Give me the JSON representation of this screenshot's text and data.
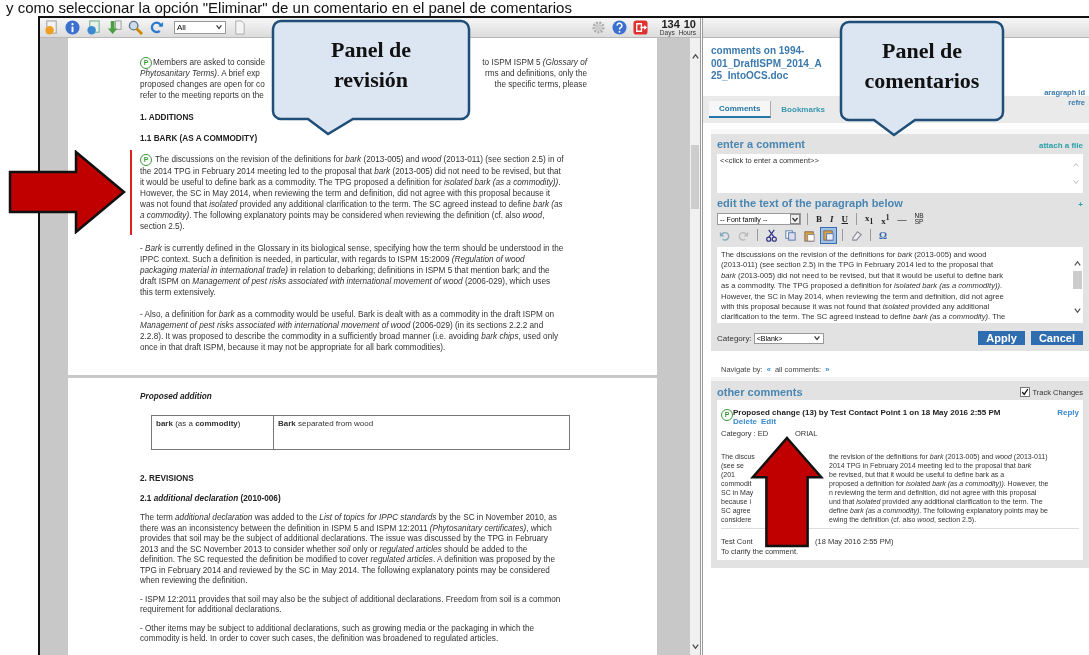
{
  "caption": "y como seleccionar la opción \"Eliminar\" de un comentario en el panel de comentarios",
  "toolbar": {
    "filter": "All",
    "days": "134",
    "hours": "10",
    "days_label": "Days",
    "hours_label": "Hours"
  },
  "document": {
    "pages": [
      {
        "blocks": [
          {
            "kind": "para",
            "marker": "P",
            "changed": false,
            "lines": [
              {
                "left": "Members are asked to conside",
                "right": "to ISPM ISPM 5 *(Glossary of*"
              },
              {
                "left": "*Phytosanitary Terms)*. A brief exp",
                "right": "rms and definitions, only the"
              },
              {
                "left": "proposed changes are open for co",
                "right": "the specific terms, please"
              },
              "refer to the meeting reports on the"
            ]
          },
          {
            "kind": "heading",
            "text": "1. ADDITIONS"
          },
          {
            "kind": "heading",
            "text": "1.1 BARK (AS A COMMODITY)"
          },
          {
            "kind": "para",
            "marker": "P",
            "changed": true,
            "lines": [
              "The discussions on the revision of the definitions for *bark* (2013-005) and *wood* (2013-011) (see section 2.5) in of",
              "the 2014 TPG in February 2014 meeting led to the proposal that *bark* (2013-005) did not need to be revised, but that",
              "it would be useful to define bark as a commodity. The TPG proposed a definition for *isolated bark (as a commodity))*.",
              "However, the SC in May 2014, when reviewing the term and definition, did not agree with this proposal because it",
              "was not found that *isolated* provided any additional clarification to the term. The SC agreed instead to define *bark (as*",
              "*a commodity)*. The following explanatory points may be considered when reviewing the definition (cf. also *wood*,",
              "section 2.5)."
            ]
          },
          {
            "kind": "para",
            "changed": false,
            "lines": [
              "- *Bark* is currently defined in the Glossary in its biological sense, specifying how the term should be understood in the",
              "IPPC context. Such a definition is needed, in particular, with regards to ISPM 15:2009 *(Regulation of wood*",
              "*packaging material in international trade)* in relation to debarking; definitions in ISPM 5 that mention bark; and the",
              "draft ISPM on *Management of pest risks associated with international movement of wood* (2006-029), which uses",
              "this term extensively."
            ]
          },
          {
            "kind": "para",
            "changed": false,
            "lines": [
              "- Also, a definition for *bark* as a commodity would be useful. Bark is dealt with as a commodity in the draft ISPM on",
              "*Management of pest risks associated with international movement of wood* (2006-029) (in its sections 2.2.2 and",
              "2.2.8). It was proposed to describe the commodity in a sufficiently broad manner (i.e. avoiding *bark chips*, used only",
              "once in that draft ISPM, because it may not be appropriate for all bark commodities)."
            ]
          }
        ]
      },
      {
        "blocks": [
          {
            "kind": "caption",
            "text": "Proposed addition"
          },
          {
            "kind": "table",
            "rows": [
              [
                "**bark** (as a **commodity**)",
                "**Bark** separated from wood"
              ]
            ]
          },
          {
            "kind": "heading",
            "text": "2. REVISIONS"
          },
          {
            "kind": "heading",
            "text": "2.1 *additional declaration* (2010-006)"
          },
          {
            "kind": "para",
            "changed": false,
            "lines": [
              "The term *additional declaration* was added to the *List of topics for IPPC standards* by the SC in November 2010, as",
              "there was an inconsistency between the definition in ISPM 5 and ISPM 12:2011 *(Phytosanitary certificates)*, which",
              "provides that soil may be the subject of additional declarations. The issue was discussed by the TPG in February",
              "2013 and the SC November 2013 to consider whether *soil* only or *regulated articles* should be added to the",
              "definition. The SC requested the definition be modified to cover *regulated articles*. A definition was proposed by the",
              "TPG in February 2014 and reviewed by the SC in May 2014. The following explanatory points may be considered",
              "when reviewing the definition."
            ]
          },
          {
            "kind": "para",
            "changed": false,
            "lines": [
              "- ISPM 12:2011 provides that soil may also be the subject of additional declarations. Freedom from soil is a common",
              "requirement for additional declarations."
            ]
          },
          {
            "kind": "para",
            "changed": false,
            "lines": [
              "- Other items may be subject to additional declarations, such as growing media or the packaging in which the",
              "commodity is held. In order to cover such cases, the definition was broadened to regulated articles."
            ]
          }
        ]
      }
    ]
  },
  "comments_panel": {
    "title_lines": [
      "comments on 1994-",
      "001_DraftISPM_2014_A",
      "25_IntoOCS.doc"
    ],
    "paragraph_id": "aragraph Id",
    "refresh": "refre",
    "tabs": [
      {
        "label": "Comments",
        "selected": true
      },
      {
        "label": "Bookmarks",
        "selected": false
      }
    ],
    "enter_header": "enter a comment",
    "attach": "attach a file",
    "placeholder": "<<click to enter a comment>>",
    "edit_header": "edit the text of the paragraph below",
    "expand": "+",
    "font_select": "-- Font family --",
    "format_buttons": [
      "B",
      "I",
      "U",
      "x$_{1}$",
      "x$^{1}$",
      "—",
      "NB SP"
    ],
    "edit_tools": [
      {
        "selected": false
      },
      {
        "selected": false
      },
      {
        "selected": false
      },
      {
        "selected": false
      },
      {
        "selected": false
      },
      {
        "selected": true
      },
      {
        "selected": false
      }
    ],
    "special_char": "Ω",
    "edit_lines": [
      "The discussions on the revision of the definitions for *bark* (2013-005) and wood",
      "(2013-011) (see section 2.5) in the TPG in February 2014 led to the proposal that",
      "*bark* (2013-005) did not need to be revised, but that it would be useful to define bark",
      "as a commodity. The TPG proposed a definition for *isolated bark (as a commodity))*.",
      "However, the SC in May 2014, when reviewing the term and definition, did not agree",
      "with this proposal because it was not found that *isolated* provided any additional",
      "clarification to the term. The SC agreed instead to define *bark (as a commodity)*. The"
    ],
    "category_label": "Category:",
    "category_value": "<Blank>",
    "buttons": [
      "Apply",
      "Cancel"
    ],
    "navigate": {
      "label": "Navigate by:",
      "prev": "«",
      "all": "all comments:",
      "next": "»"
    },
    "other_header": "other comments",
    "track_changes": {
      "label": "Track Changes",
      "checked": true
    },
    "comment": {
      "marker": "P",
      "title": "Proposed change (13) by Test Contact Point 1 on 18 May 2016 2:55 PM",
      "reply": "Reply",
      "actions": [
        "Delete",
        "Edit"
      ],
      "category_left": "Category : ED",
      "category_right": "ORIAL",
      "body": [
        {
          "left": "The discus",
          "right": "the revision of the definitions for *bark* (2013-005) and *wood* (2013-011)"
        },
        {
          "left": "(see se",
          "right": "2014 TPG in February 2014 meeting led to the proposal that *bark*"
        },
        {
          "left": "(201",
          "right": "be revised, but that it would be useful to define bark as a"
        },
        {
          "left": "commodit",
          "right": "proposed a definition for *isolated bark (as a commodity))*. However, the"
        },
        {
          "left": "SC in May",
          "right": "n reviewing the term and definition, did not agree with this proposal"
        },
        {
          "left": "because i",
          "right": "und that *isolated* provided any additional clarification to the term. The"
        },
        {
          "left": "SC agree",
          "right": "define *bark (as a commodity)*. The following explanatory points may be"
        },
        {
          "left": "considere",
          "right": "ewing the definition (cf. also *wood*, section 2.5)."
        }
      ],
      "reply_author_left": "Test Cont",
      "reply_author_right": "(18 May 2016 2:55 PM)",
      "reply_text": "To clarify the comment."
    }
  },
  "callouts": [
    {
      "text": "Panel de revisión"
    },
    {
      "text": "Panel de comentarios"
    }
  ]
}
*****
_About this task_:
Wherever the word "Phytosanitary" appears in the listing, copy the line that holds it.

_Answer for the task_:
                "left": "*Phytosanitary Terms)*. A brief exp",
              "there was an inconsistency between the definition in ISPM 5 and ISPM 12:2011 *(Phytosanitary certificates)*, which",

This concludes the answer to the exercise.